Regan Buckley and Sean Mari are refusing to be disheartened by the abolition of light-flyweight as an Olympic limit.
Wicklow light fly Buckley, who has returned to Elite boxing from the pro ranks, meets Dublin-native Mari for the vacant 49kg belt on the Liffey Crane Elite finals night at the National Stadium on Saturday.
The International Boxing Association (AIBA) have dumped light fly and light for men for Tokyo 2020 and reduced men’s limits from ten to eight for the 32nd Olympiad.
Males will compete at 52kg, 57kg, 63kg, 69kg, 75kg, 81kg, 91kg and 91kg+ in Tokyo where Belfast’s Jim McCourt won bronze at the 1964 Games.
Welter and feather have been added to fly, light and middle as the new Olympic weights for women.
Belfast’s Paddy Barnes claimed two of Ireland’s 16 Olympic boxing medals at light-fly at Beijing 2008 and London 2012 where the limit was expanded from 48kg to 49kg.
”The 49kg being scrapped from the Olympics initially was a big shock for me but I wouldn’t let it dishearten me, said Buckley of the St Teresas BC.
“I have set target goals for myself to reach, the Elites being a big goal for me since I was a kid. Please, God, I come away with the title on the weekend, I will then set bigger goals for myself going forward.”
The Bray orthodox would have welcomed an outing ahead of his showdown with Mari who impressed en route to a unanimous decision over Rory Baird last weekend.
“I received a bye into the final as there was only three of us in the weight. I would have loved a semi-final to get to fight in the competition rather than just the one but I won the U/22 finals just a couple of weeks ago so I’m very sharp from that.
“I feel physically very strong at the 49kg and I’m in the best shape of my life.”
Mari, who boxes out of the Monkstown BC, agrees with Buckley and admitted he was initially very frustrated when the AIBA cut the lightest of the men’s weights adrift.
However, the 18-year-old has time on his side and is looking toward the Paris 2024 Games, a century after Ireland entered the Olympics independently for the first time in Paris in 1924.
“My view at the moment about 49kg no longer being an Olympic weight is it is very frustrating and at first I was very annoyed when the news first broke, said Mari.
“But as I sat back and had a think about it, I am still very young and have lots and lots of time and experience to gain before the following Olympics in Paris in 2024.
“That, ultimately, is my goal in amateur boxing. Until then, I will keep working hard, pushing myself, gaining experience and hopefully winning Championships.”

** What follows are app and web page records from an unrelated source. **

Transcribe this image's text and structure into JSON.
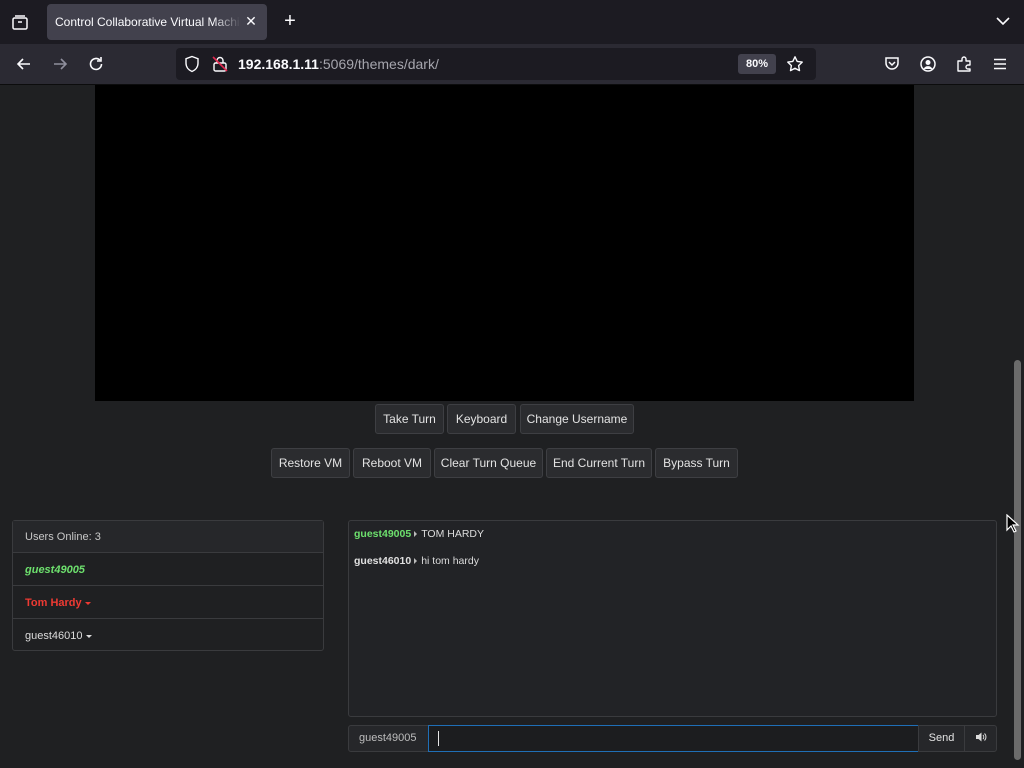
{
  "browser": {
    "tab_title": "Control Collaborative Virtual Machine",
    "url_host": "192.168.1.11",
    "url_rest": ":5069/themes/dark/",
    "zoom": "80%"
  },
  "vm_controls": {
    "row1": [
      "Take Turn",
      "Keyboard",
      "Change Username"
    ],
    "row2": [
      "Restore VM",
      "Reboot VM",
      "Clear Turn Queue",
      "End Current Turn",
      "Bypass Turn"
    ]
  },
  "users": {
    "header": "Users Online: 3",
    "list": [
      {
        "name": "guest49005",
        "status": "self"
      },
      {
        "name": "Tom Hardy",
        "status": "turn"
      },
      {
        "name": "guest46010",
        "status": "normal"
      }
    ]
  },
  "chat": {
    "messages": [
      {
        "user": "guest49005",
        "text": "TOM HARDY"
      },
      {
        "user": "guest46010",
        "text": "hi tom hardy"
      }
    ],
    "username": "guest49005",
    "input_value": "",
    "send_label": "Send"
  },
  "colors": {
    "self_user": "#6de06d",
    "turn_user": "#ee3a33",
    "focus_border": "#1f6fb7"
  }
}
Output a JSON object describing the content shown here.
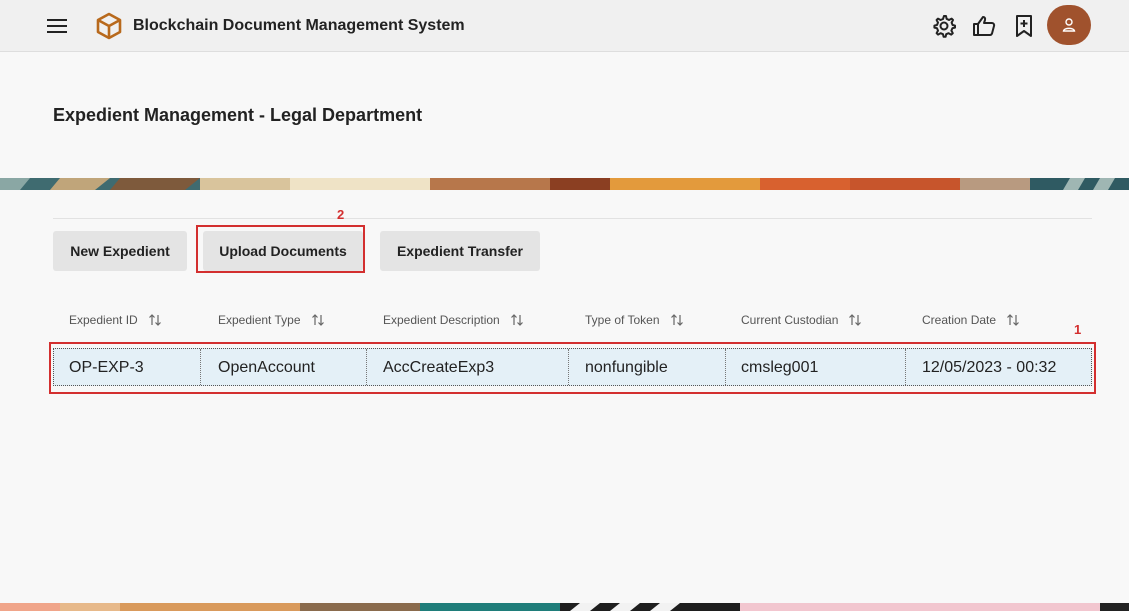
{
  "header": {
    "title": "Blockchain Document Management System",
    "icons": [
      "menu-icon",
      "cube-logo-icon",
      "settings-gear-icon",
      "thumbs-up-icon",
      "bookmark-add-icon",
      "user-avatar-icon"
    ]
  },
  "page": {
    "title": "Expedient Management - Legal Department"
  },
  "actions": {
    "new_expedient": "New Expedient",
    "upload_documents": "Upload Documents",
    "expedient_transfer": "Expedient Transfer"
  },
  "table": {
    "columns": [
      "Expedient ID",
      "Expedient Type",
      "Expedient Description",
      "Type of Token",
      "Current Custodian",
      "Creation Date"
    ],
    "rows": [
      [
        "OP-EXP-3",
        "OpenAccount",
        "AccCreateExp3",
        "nonfungible",
        "cmsleg001",
        "12/05/2023 - 00:32"
      ]
    ]
  },
  "markers": {
    "table_row": "1",
    "upload_button": "2"
  },
  "colors": {
    "accent": "#d32f2f",
    "avatar": "#a0522d",
    "row_highlight": "#e4f0f7",
    "logo": "#b8691c"
  }
}
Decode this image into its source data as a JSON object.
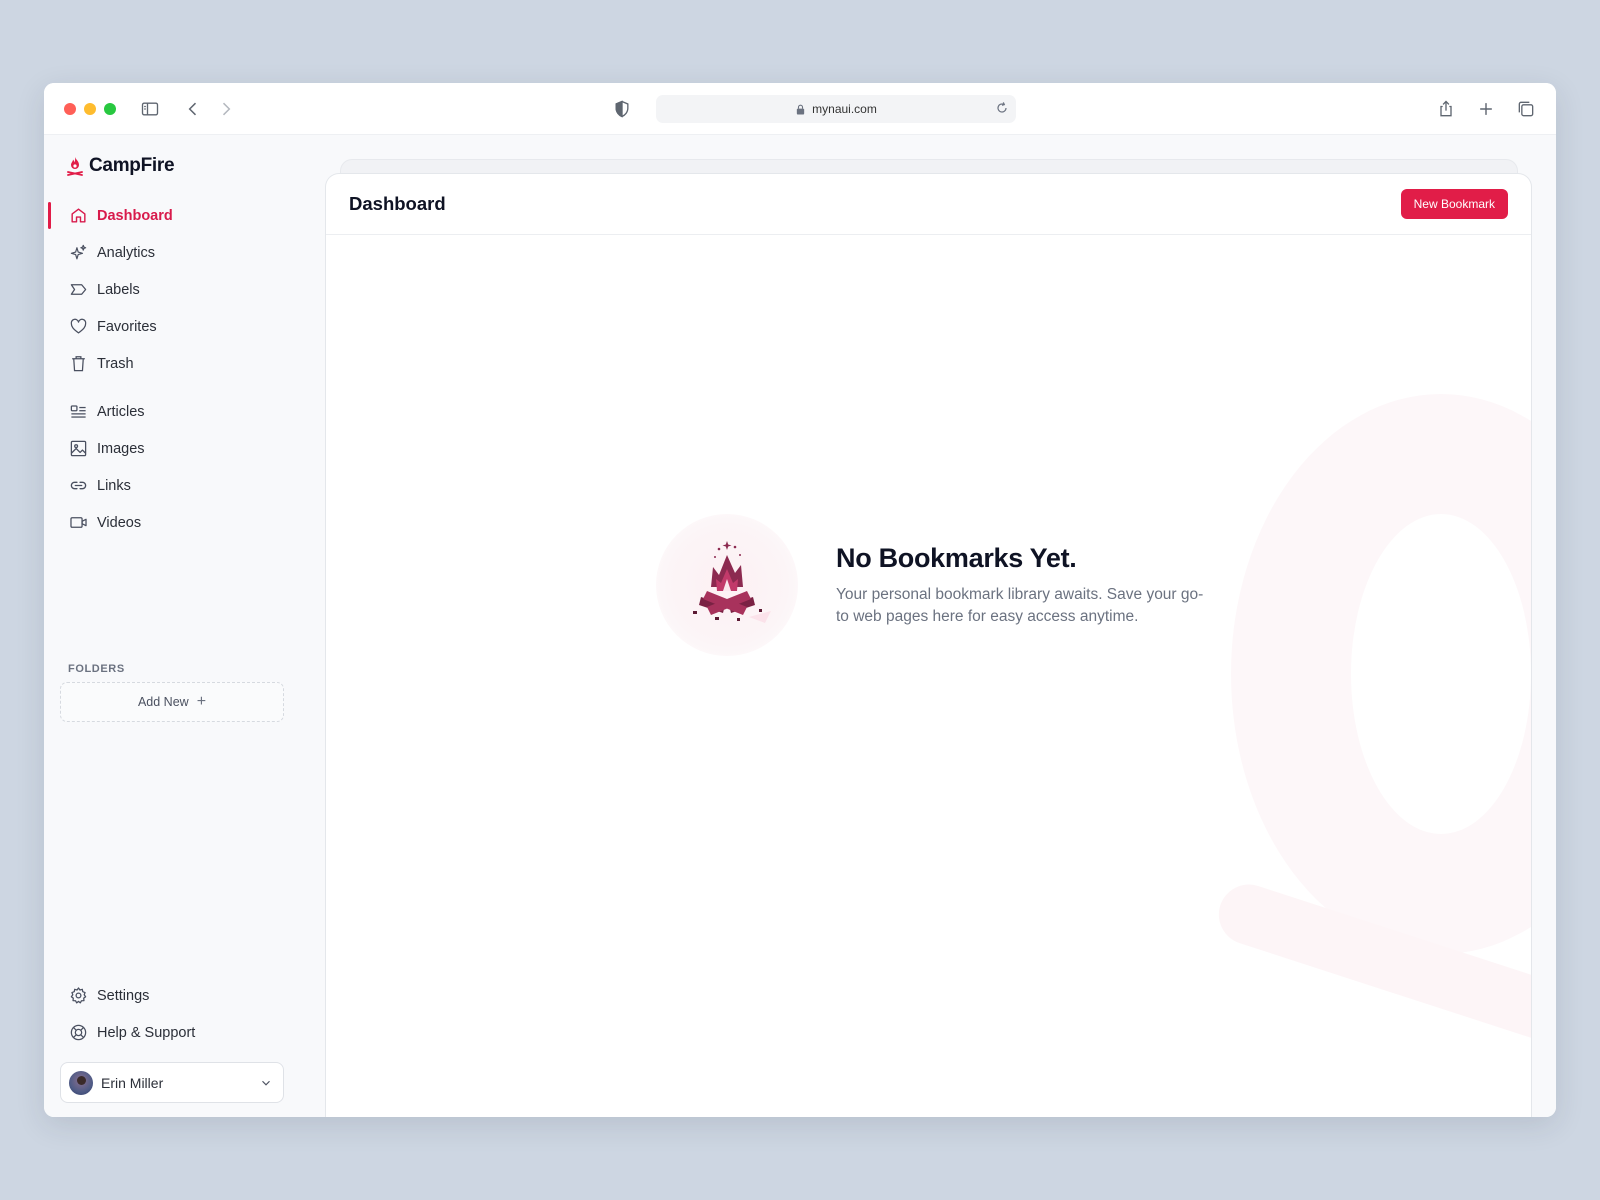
{
  "browser": {
    "url": "mynaui.com",
    "icons": [
      "sidebar-toggle-icon",
      "back-icon",
      "forward-icon",
      "shield-icon",
      "lock-icon",
      "reload-icon",
      "share-icon",
      "new-tab-icon",
      "tabs-icon"
    ]
  },
  "brand": {
    "name": "CampFire",
    "icon": "flame-icon"
  },
  "sidebar": {
    "primary": [
      {
        "label": "Dashboard",
        "icon": "home-icon"
      },
      {
        "label": "Analytics",
        "icon": "sparkles-icon"
      },
      {
        "label": "Labels",
        "icon": "label-icon"
      },
      {
        "label": "Favorites",
        "icon": "heart-icon"
      },
      {
        "label": "Trash",
        "icon": "trash-icon"
      }
    ],
    "secondary": [
      {
        "label": "Articles",
        "icon": "articles-icon"
      },
      {
        "label": "Images",
        "icon": "image-icon"
      },
      {
        "label": "Links",
        "icon": "link-icon"
      },
      {
        "label": "Videos",
        "icon": "video-icon"
      }
    ],
    "folders_label": "FOLDERS",
    "add_new_label": "Add New",
    "bottom": [
      {
        "label": "Settings",
        "icon": "gear-icon"
      },
      {
        "label": "Help & Support",
        "icon": "lifebuoy-icon"
      }
    ],
    "user": {
      "name": "Erin Miller"
    }
  },
  "main": {
    "title": "Dashboard",
    "new_button": "New Bookmark",
    "empty": {
      "title": "No Bookmarks Yet.",
      "description": "Your personal bookmark library awaits. Save your go-to web pages here for easy access anytime."
    }
  },
  "colors": {
    "accent": "#e11d48",
    "text": "#0f1324",
    "muted": "#6b7280"
  }
}
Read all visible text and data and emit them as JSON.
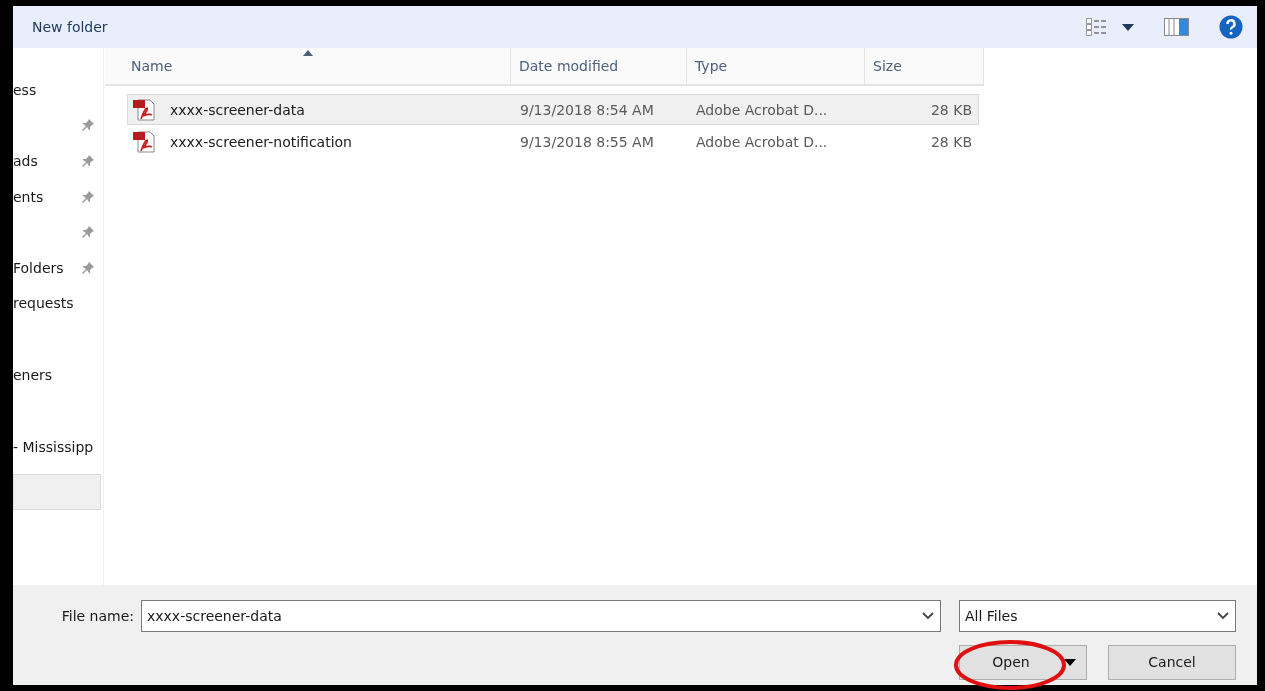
{
  "toolbar": {
    "new_folder": "New folder"
  },
  "sidebar": {
    "groups": [
      {
        "items": [
          {
            "label": "ess",
            "pinned": false
          },
          {
            "pinned": true
          },
          {
            "label": "ads",
            "pinned": true
          },
          {
            "label": "ents",
            "pinned": true
          },
          {
            "pinned": true
          },
          {
            "label": "Folders",
            "pinned": true
          },
          {
            "label": "requests",
            "pinned": false
          }
        ]
      },
      {
        "items": [
          {
            "label": "eners",
            "pinned": false
          }
        ]
      },
      {
        "items": [
          {
            "label": "- Mississipp",
            "pinned": false
          }
        ]
      }
    ]
  },
  "table": {
    "columns": [
      {
        "label": "Name",
        "sorted": true
      },
      {
        "label": "Date modified",
        "sorted": false
      },
      {
        "label": "Type",
        "sorted": false
      },
      {
        "label": "Size",
        "sorted": false
      }
    ],
    "rows": [
      {
        "name": "xxxx-screener-data",
        "date": "9/13/2018 8:54 AM",
        "type": "Adobe Acrobat D...",
        "size": "28 KB",
        "selected": true
      },
      {
        "name": "xxxx-screener-notification",
        "date": "9/13/2018 8:55 AM",
        "type": "Adobe Acrobat D...",
        "size": "28 KB",
        "selected": false
      }
    ]
  },
  "footer": {
    "file_name_label": "File name:",
    "file_name_value": "xxxx-screener-data",
    "filter": "All Files",
    "open_button": "Open",
    "cancel_button": "Cancel",
    "open_highlighted": true
  }
}
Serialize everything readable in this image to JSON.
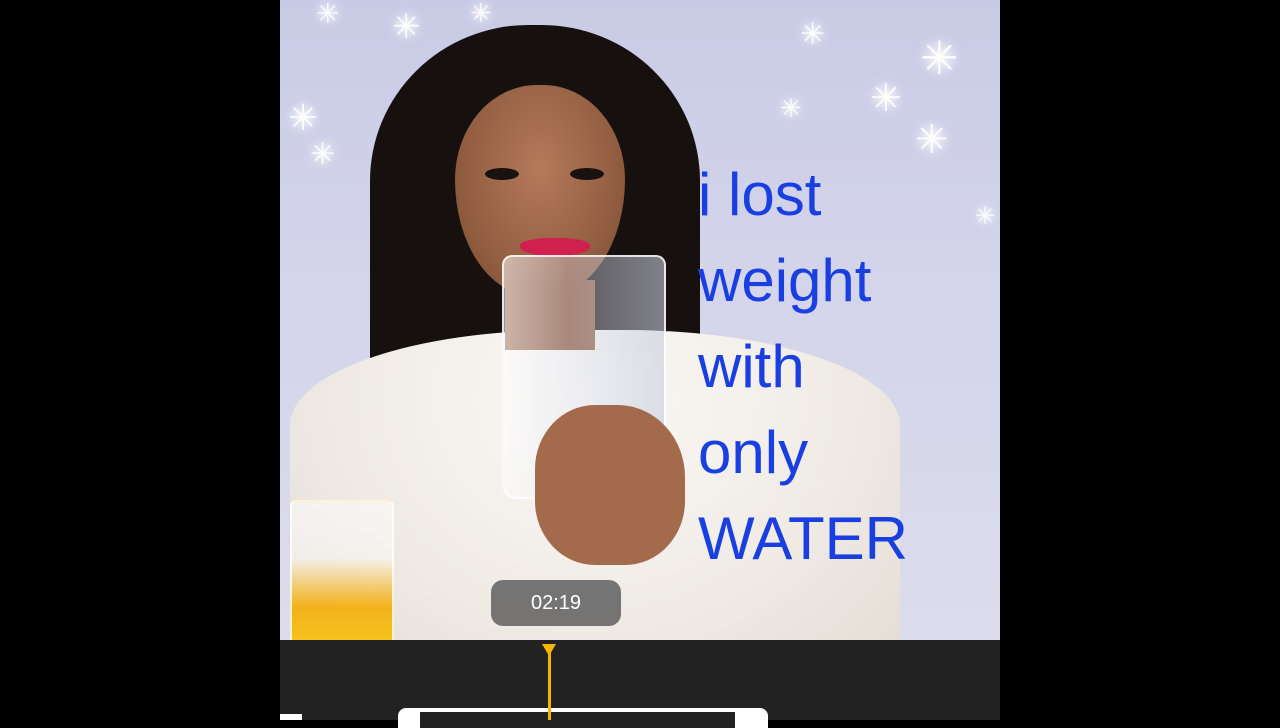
{
  "video": {
    "overlay_lines": [
      "i lost",
      "weight",
      "with",
      "only",
      "WATER"
    ],
    "timestamp": "02:19"
  },
  "colors": {
    "overlay_text": "#1a3fe0",
    "playhead": "#f4b400",
    "timeline_bg": "#222222",
    "badge_bg": "#5f5f5f"
  },
  "icons": {
    "playhead": "triangle-down-marker",
    "sparkles": "snowflake-star"
  }
}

The Dubliner believes it’s an honour to step into the ring on Elite finals night.
“I am very much looking forward to Saturday’s final, preparations are going really well.A lot of really hard sessions have been put in over the last few months for these Elites and it’s an honour to get to the final first time of asking, he added.
“I’m excited as I have nothing to lose and I’m just concentrating on my performance more than anything else. Once I perform in the ring I will be happy.Taking home that trophy would mean so much to me so I am excited for the big night.”
Meanwhile, two-time Commonwealth finalist Michaela Walsh will be aiming for her eight belt in three different weights – 51kg, 54kg and 57kg – in the feather (57kg) dust up against former champion Dervla Duffy in a repeat of the 2018 decider which Walsh won.
Grainne Walsh, the defending welter champion, meets Macroom southpaw Christina Desmond, who hammered Dutch Rio 2016 finalist Nouchka Fontijn in 2016, in the welterweight final.
Walsh, a European Union Elite medalist, reached the last 16 at the 10th World Women’s Elite Championships in New Delhi last November.
Saturday’s finals will be broadcast live by TG4.
Images: Regan Buckley, Sean Mari, James McGivern and Michaela Walsh.